• What is being asked:
All of the data is to be restated word for word.

• Material for this task:
+++
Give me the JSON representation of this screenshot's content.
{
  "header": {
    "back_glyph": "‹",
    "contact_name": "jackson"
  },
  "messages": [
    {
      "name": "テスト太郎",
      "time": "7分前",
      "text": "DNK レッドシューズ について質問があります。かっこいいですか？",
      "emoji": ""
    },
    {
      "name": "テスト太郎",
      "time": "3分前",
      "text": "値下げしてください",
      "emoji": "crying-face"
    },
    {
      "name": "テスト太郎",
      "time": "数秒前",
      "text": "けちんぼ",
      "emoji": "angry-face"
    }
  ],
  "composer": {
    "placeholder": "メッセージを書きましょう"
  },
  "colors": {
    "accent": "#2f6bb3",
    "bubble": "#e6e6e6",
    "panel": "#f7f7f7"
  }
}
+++
• Solved problem:
Give me the JSON representation of this screenshot's content.
{
  "header": {
    "back_glyph": "‹",
    "contact_name": "jackson"
  },
  "messages": [
    {
      "name": "テスト太郎",
      "time": "7分前",
      "text": "DNK レッドシューズ について質問があります。かっこいいですか？",
      "emoji": ""
    },
    {
      "name": "テスト太郎",
      "time": "3分前",
      "text": "値下げしてください",
      "emoji": "crying-face"
    },
    {
      "name": "テスト太郎",
      "time": "数秒前",
      "text": "けちんぼ",
      "emoji": "angry-face"
    }
  ],
  "composer": {
    "placeholder": "メッセージを書きましょう"
  },
  "colors": {
    "accent": "#2f6bb3",
    "bubble": "#e6e6e6",
    "panel": "#f7f7f7"
  }
}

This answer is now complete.